Researchers from the University of Minnesota have figured out the features of a winning smile.
- It's a balance of the mouth's angle, smile width, how many teeth are visible and symmetry. Best bet: showing just a little bit of teeth.
- Smiles that form slightly asymmetrically were seen as more "genuine" and "pleasant" — to a point. If it happens relatively slowly (longer than 125 milliseconds), the crooked smile just starts to get "creepy."
Why the findings matter:
- They guide surgeries to reanimate someone's face after a stroke, says author Sofia Lyford-Pike, a facial plastic and reconstructive surgeon at the University of Minnesota. (People who are unable to smile effectively are at increased risk for depression.)
- It could inform computer graphics.

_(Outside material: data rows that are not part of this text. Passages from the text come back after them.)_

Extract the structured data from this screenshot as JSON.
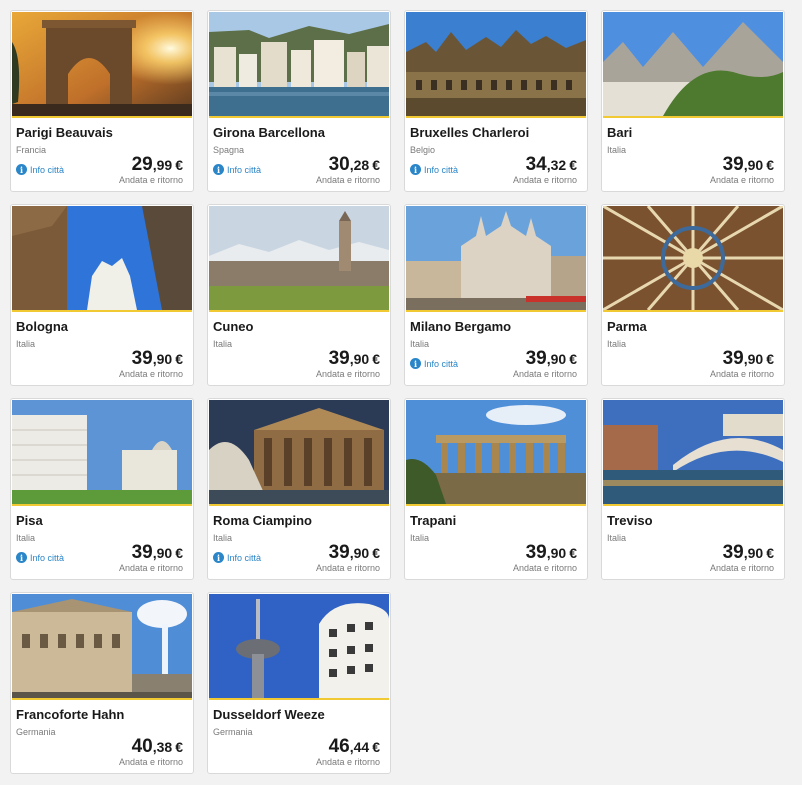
{
  "destinations": [
    {
      "name": "Parigi Beauvais",
      "country": "Francia",
      "info": "Info città",
      "price_int": "29",
      "price_dec": ",99",
      "currency": "€",
      "trip": "Andata e ritorno"
    },
    {
      "name": "Girona Barcellona",
      "country": "Spagna",
      "info": "Info città",
      "price_int": "30",
      "price_dec": ",28",
      "currency": "€",
      "trip": "Andata e ritorno"
    },
    {
      "name": "Bruxelles Charleroi",
      "country": "Belgio",
      "info": "Info città",
      "price_int": "34",
      "price_dec": ",32",
      "currency": "€",
      "trip": "Andata e ritorno"
    },
    {
      "name": "Bari",
      "country": "Italia",
      "price_int": "39",
      "price_dec": ",90",
      "currency": "€",
      "trip": "Andata e ritorno"
    },
    {
      "name": "Bologna",
      "country": "Italia",
      "price_int": "39",
      "price_dec": ",90",
      "currency": "€",
      "trip": "Andata e ritorno"
    },
    {
      "name": "Cuneo",
      "country": "Italia",
      "price_int": "39",
      "price_dec": ",90",
      "currency": "€",
      "trip": "Andata e ritorno"
    },
    {
      "name": "Milano Bergamo",
      "country": "Italia",
      "info": "Info città",
      "price_int": "39",
      "price_dec": ",90",
      "currency": "€",
      "trip": "Andata e ritorno"
    },
    {
      "name": "Parma",
      "country": "Italia",
      "price_int": "39",
      "price_dec": ",90",
      "currency": "€",
      "trip": "Andata e ritorno"
    },
    {
      "name": "Pisa",
      "country": "Italia",
      "info": "Info città",
      "price_int": "39",
      "price_dec": ",90",
      "currency": "€",
      "trip": "Andata e ritorno"
    },
    {
      "name": "Roma Ciampino",
      "country": "Italia",
      "info": "Info città",
      "price_int": "39",
      "price_dec": ",90",
      "currency": "€",
      "trip": "Andata e ritorno"
    },
    {
      "name": "Trapani",
      "country": "Italia",
      "price_int": "39",
      "price_dec": ",90",
      "currency": "€",
      "trip": "Andata e ritorno"
    },
    {
      "name": "Treviso",
      "country": "Italia",
      "price_int": "39",
      "price_dec": ",90",
      "currency": "€",
      "trip": "Andata e ritorno"
    },
    {
      "name": "Francoforte Hahn",
      "country": "Germania",
      "price_int": "40",
      "price_dec": ",38",
      "currency": "€",
      "trip": "Andata e ritorno"
    },
    {
      "name": "Dusseldorf Weeze",
      "country": "Germania",
      "price_int": "46",
      "price_dec": ",44",
      "currency": "€",
      "trip": "Andata e ritorno"
    }
  ],
  "colors": {
    "accent": "#f1c933",
    "link": "#2a86c8",
    "text": "#1a1a1a",
    "muted": "#7a7a7a"
  }
}
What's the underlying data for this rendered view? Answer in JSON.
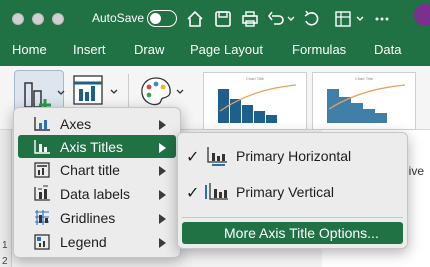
{
  "titlebar": {
    "autosave_label": "AutoSave"
  },
  "tabs": [
    "Home",
    "Insert",
    "Draw",
    "Page Layout",
    "Formulas",
    "Data"
  ],
  "ribbon": {
    "chart_thumb_caption": "Chart Title"
  },
  "sheet": {
    "partial_text": "eive",
    "row_numbers": [
      "1",
      "2"
    ]
  },
  "chart_element_menu": {
    "items": [
      {
        "label": "Axes",
        "icon": "axes-icon"
      },
      {
        "label": "Axis Titles",
        "icon": "axis-titles-icon"
      },
      {
        "label": "Chart title",
        "icon": "chart-title-icon"
      },
      {
        "label": "Data labels",
        "icon": "data-labels-icon"
      },
      {
        "label": "Gridlines",
        "icon": "gridlines-icon"
      },
      {
        "label": "Legend",
        "icon": "legend-icon"
      }
    ]
  },
  "axis_titles_submenu": {
    "items": [
      {
        "label": "Primary Horizontal",
        "checked": true
      },
      {
        "label": "Primary Vertical",
        "checked": true
      }
    ],
    "more_label": "More Axis Title Options..."
  },
  "colors": {
    "accent_green": "#207245",
    "chart_blue": "#1f5f8b",
    "pareto_orange": "#e8a15a"
  }
}
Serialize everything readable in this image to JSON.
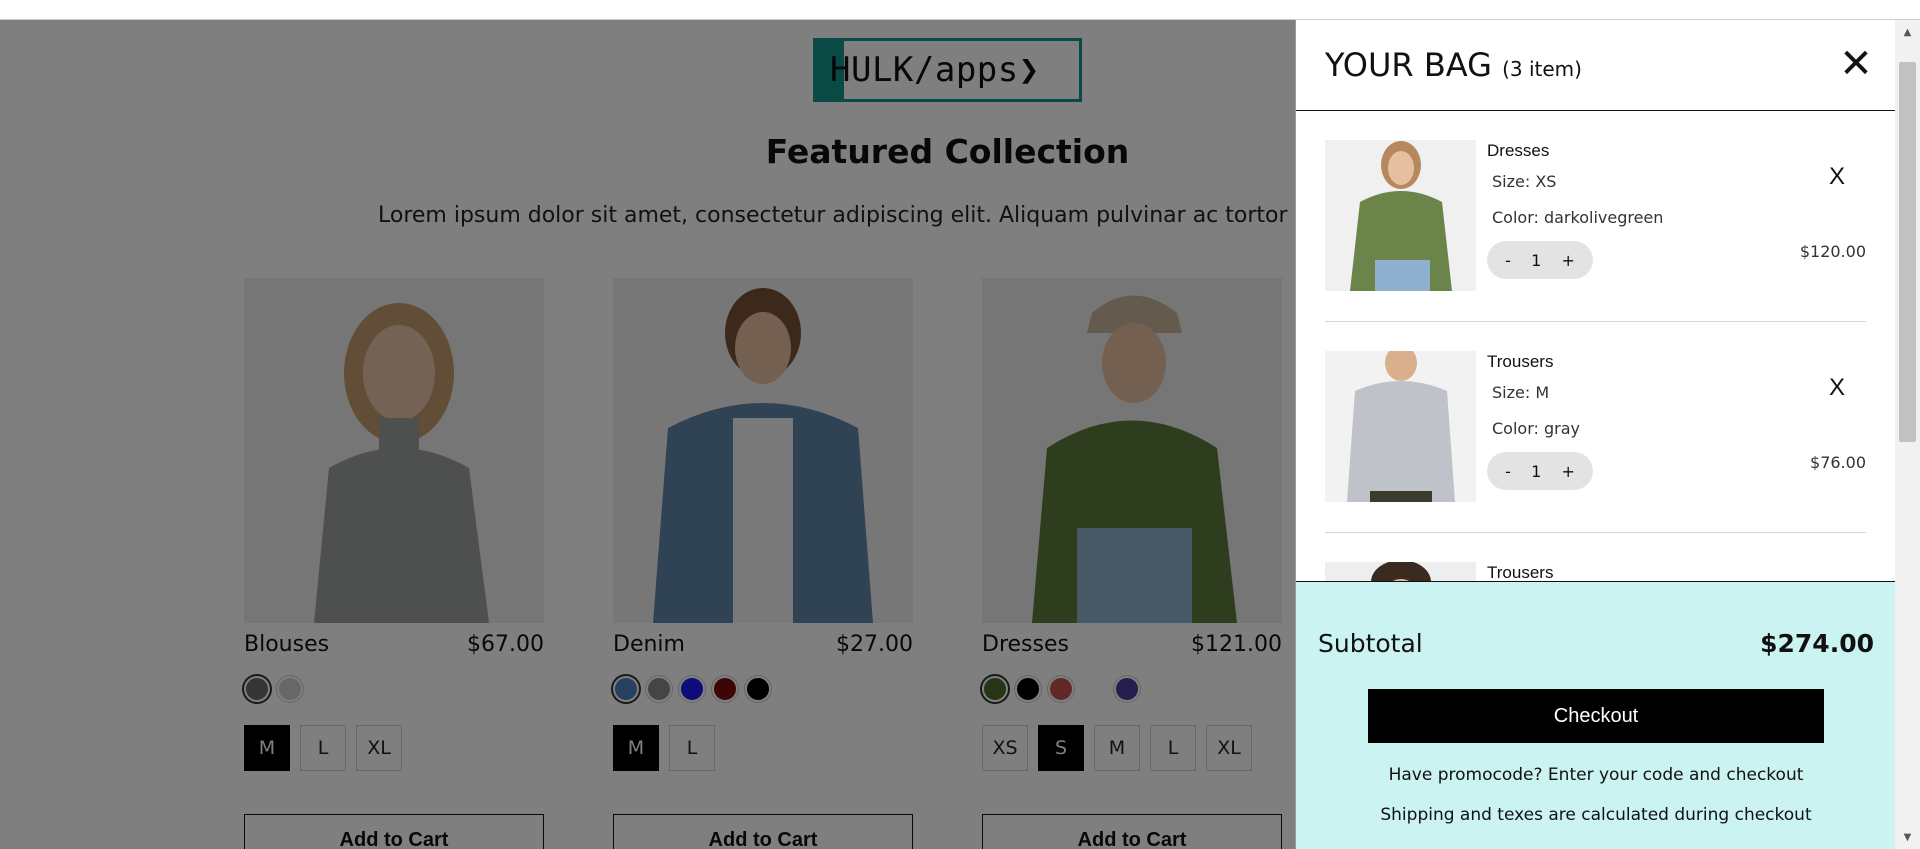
{
  "brand": {
    "logo_text": "HULK/apps❯"
  },
  "collection": {
    "title": "Featured Collection",
    "description": "Lorem ipsum dolor sit amet, consectetur adipiscing elit. Aliquam pulvinar ac tortor i"
  },
  "products": [
    {
      "name": "Blouses",
      "price": "$67.00",
      "swatches": [
        "#6b6b6b",
        "#cfcfcf"
      ],
      "selected_swatch": 0,
      "sizes": [
        "M",
        "L",
        "XL"
      ],
      "active_size": 0,
      "add_label": "Add to Cart"
    },
    {
      "name": "Denim",
      "price": "$27.00",
      "swatches": [
        "#4f7fc3",
        "#8a8a8a",
        "#1c17f5",
        "#7a0c0c",
        "#000000"
      ],
      "selected_swatch": 0,
      "sizes": [
        "M",
        "L"
      ],
      "active_size": 0,
      "add_label": "Add to Cart"
    },
    {
      "name": "Dresses",
      "price": "$121.00",
      "swatches": [
        "#4d6b2c",
        "#000000",
        "#c45050",
        "#ffffff",
        "#4a3c9c"
      ],
      "selected_swatch": 0,
      "sizes": [
        "XS",
        "S",
        "M",
        "L",
        "XL"
      ],
      "active_size": 1,
      "add_label": "Add to Cart"
    }
  ],
  "cart": {
    "title": "YOUR BAG",
    "count_label": "(3 item)",
    "close_glyph": "✕",
    "remove_glyph": "X",
    "items": [
      {
        "name": "Dresses",
        "size": "Size: XS",
        "color": "Color: darkolivegreen",
        "qty": "1",
        "price": "$120.00",
        "image": "green-shirt"
      },
      {
        "name": "Trousers",
        "size": "Size: M",
        "color": "Color: gray",
        "qty": "1",
        "price": "$76.00",
        "image": "gray-shirt"
      },
      {
        "name": "Trousers",
        "size": "",
        "color": "",
        "qty": "",
        "price": "",
        "image": "model-portrait"
      }
    ],
    "qty_minus": "-",
    "qty_plus": "+",
    "subtotal_label": "Subtotal",
    "subtotal_value": "$274.00",
    "checkout_label": "Checkout",
    "promo_text": "Have promocode? Enter your code and checkout",
    "shipping_text": "Shipping and texes are calculated during checkout"
  },
  "colors": {
    "accent": "#129489",
    "cart_footer_bg": "#cbf3f1",
    "overlay": "rgba(0,0,0,0.5)"
  }
}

- More broadly, the work may help to understand how individual differences in facial expressions can lead to differences in how people perceive threats, trustworthiness and other socially relevant cues, something researchers have long studied.